The businessman Ziad Takieddine, who denies having been involved in the sale of the Agosta submarines despite numerous witness accounts and documents that demonstrate that he was, took legal action in France in an attempt to block the book's publication.

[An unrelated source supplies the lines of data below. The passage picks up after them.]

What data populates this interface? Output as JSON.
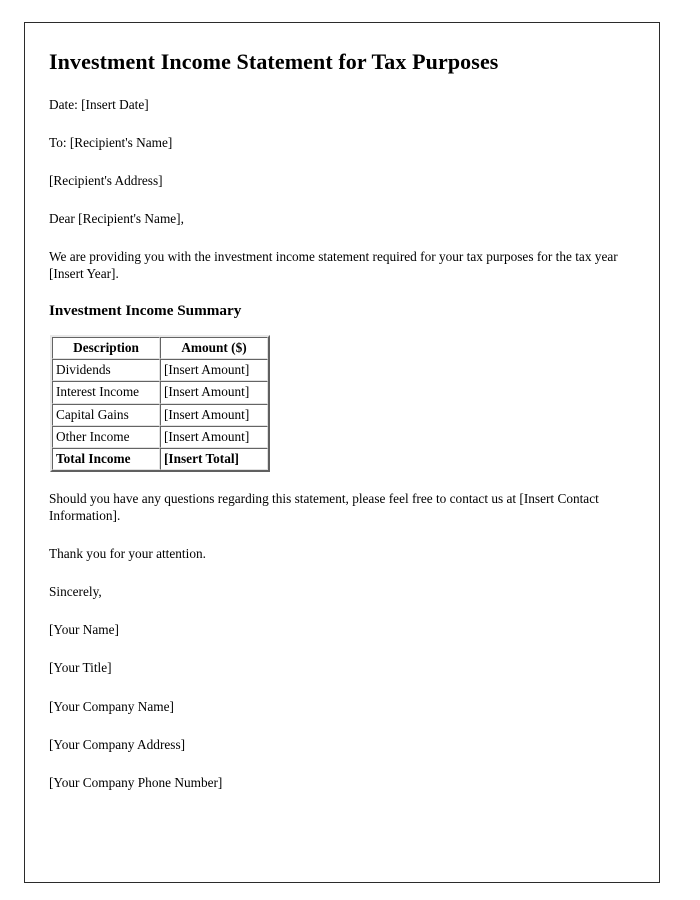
{
  "document": {
    "title": "Investment Income Statement for Tax Purposes",
    "date_line": "Date: [Insert Date]",
    "to_line": "To: [Recipient's Name]",
    "recipient_address": "[Recipient's Address]",
    "salutation": "Dear [Recipient's Name],",
    "intro_paragraph": "We are providing you with the investment income statement required for your tax purposes for the tax year [Insert Year].",
    "section_heading": "Investment Income Summary",
    "closing_paragraph": "Should you have any questions regarding this statement, please feel free to contact us at [Insert Contact Information].",
    "thanks_paragraph": "Thank you for your attention.",
    "sign_off": "Sincerely,",
    "signature_block": [
      "[Your Name]",
      "[Your Title]",
      "[Your Company Name]",
      "[Your Company Address]",
      "[Your Company Phone Number]"
    ]
  },
  "summary_table": {
    "headers": [
      "Description",
      "Amount ($)"
    ],
    "rows": [
      {
        "description": "Dividends",
        "amount": "[Insert Amount]"
      },
      {
        "description": "Interest Income",
        "amount": "[Insert Amount]"
      },
      {
        "description": "Capital Gains",
        "amount": "[Insert Amount]"
      },
      {
        "description": "Other Income",
        "amount": "[Insert Amount]"
      }
    ],
    "total_row": {
      "description": "Total Income",
      "amount": "[Insert Total]"
    }
  },
  "theme": {
    "page_background": "#ffffff",
    "text_color": "#000000",
    "frame_border_color": "#2b2b2b",
    "table_border_color": "#c8c8c8"
  }
}
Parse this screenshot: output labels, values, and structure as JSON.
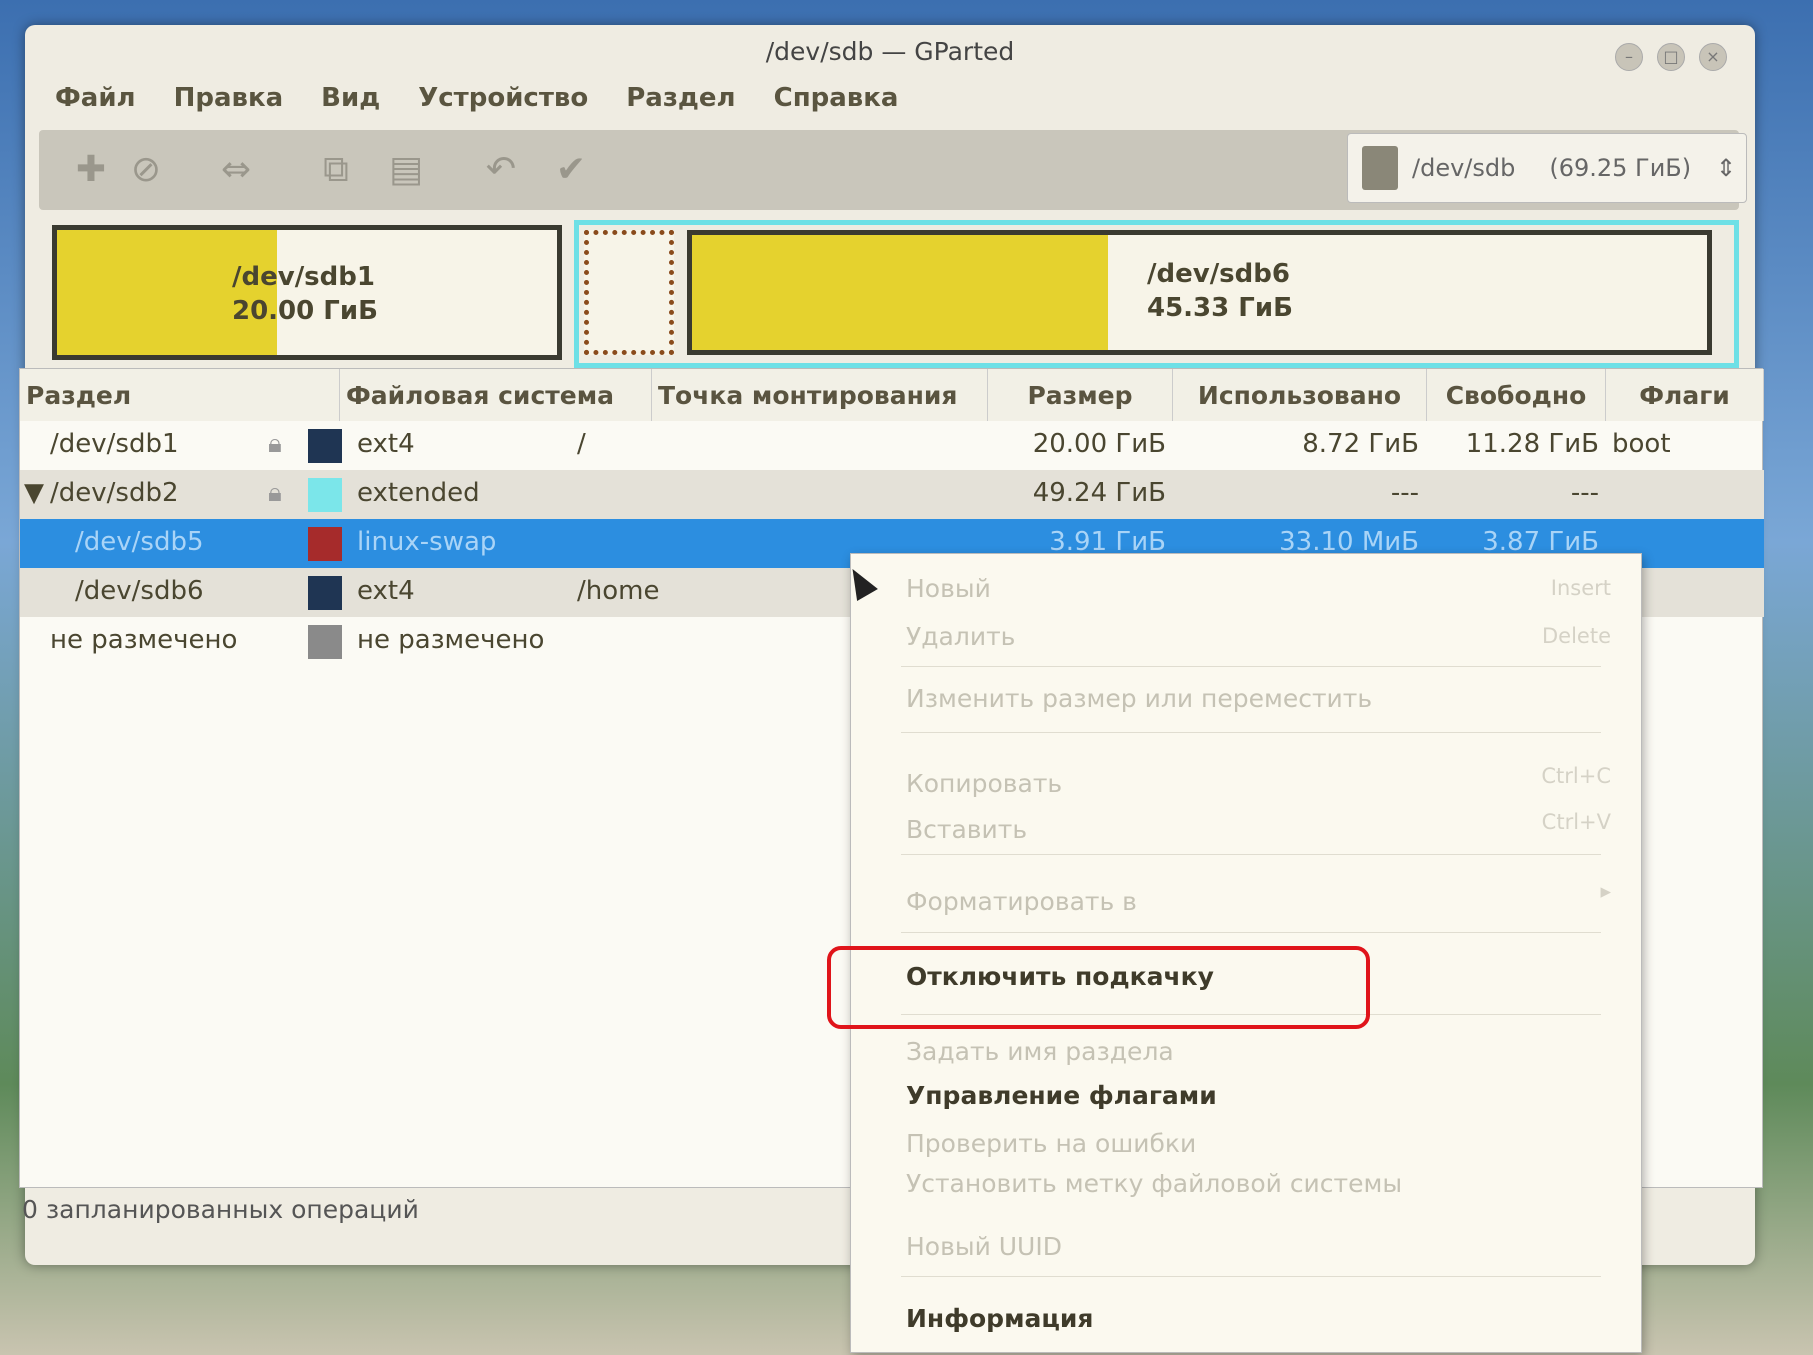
{
  "window": {
    "title": "/dev/sdb — GParted"
  },
  "menubar": [
    "Файл",
    "Правка",
    "Вид",
    "Устройство",
    "Раздел",
    "Справка"
  ],
  "device": {
    "name": "/dev/sdb",
    "size": "(69.25 ГиБ)"
  },
  "graph": {
    "sdb1": {
      "name": "/dev/sdb1",
      "size": "20.00 ГиБ",
      "used_fraction": 0.44
    },
    "sdb6": {
      "name": "/dev/sdb6",
      "size": "45.33 ГиБ",
      "used_fraction": 0.41
    }
  },
  "table": {
    "headers": [
      "Раздел",
      "Файловая система",
      "Точка монтирования",
      "Размер",
      "Использовано",
      "Свободно",
      "Флаги"
    ],
    "rows": [
      {
        "partition": "/dev/sdb1",
        "fs": "ext4",
        "fs_color": "#1f3553",
        "mount": "/",
        "size": "20.00 ГиБ",
        "used": "8.72 ГиБ",
        "free": "11.28 ГиБ",
        "flags": "boot"
      },
      {
        "partition": "/dev/sdb2",
        "fs": "extended",
        "fs_color": "#7be6ea",
        "mount": "",
        "size": "49.24 ГиБ",
        "used": "---",
        "free": "---",
        "flags": ""
      },
      {
        "partition": "/dev/sdb5",
        "fs": "linux-swap",
        "fs_color": "#a62b2b",
        "mount": "",
        "size": "3.91 ГиБ",
        "used": "33.10 МиБ",
        "free": "3.87 ГиБ",
        "flags": ""
      },
      {
        "partition": "/dev/sdb6",
        "fs": "ext4",
        "fs_color": "#1f3553",
        "mount": "/home",
        "size": "",
        "used": "",
        "free": "",
        "flags": ""
      },
      {
        "partition": "не размечено",
        "fs": "не размечено",
        "fs_color": "#8a8a8a",
        "mount": "",
        "size": "",
        "used": "",
        "free": "",
        "flags": ""
      }
    ]
  },
  "status": "0 запланированных операций",
  "context_menu": {
    "new": "Новый",
    "new_sc": "Insert",
    "delete": "Удалить",
    "delete_sc": "Delete",
    "resize": "Изменить размер или переместить",
    "copy": "Копировать",
    "copy_sc": "Ctrl+C",
    "paste": "Вставить",
    "paste_sc": "Ctrl+V",
    "format": "Форматировать в",
    "swapoff": "Отключить подкачку",
    "name": "Задать имя раздела",
    "flags": "Управление флагами",
    "check": "Проверить на ошибки",
    "label": "Установить метку файловой системы",
    "uuid": "Новый UUID",
    "info": "Информация"
  }
}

His bid was rejected by the president of the 17th chamber of the Paris law courts, Nicolas Bonnal, on May 18th, 2010.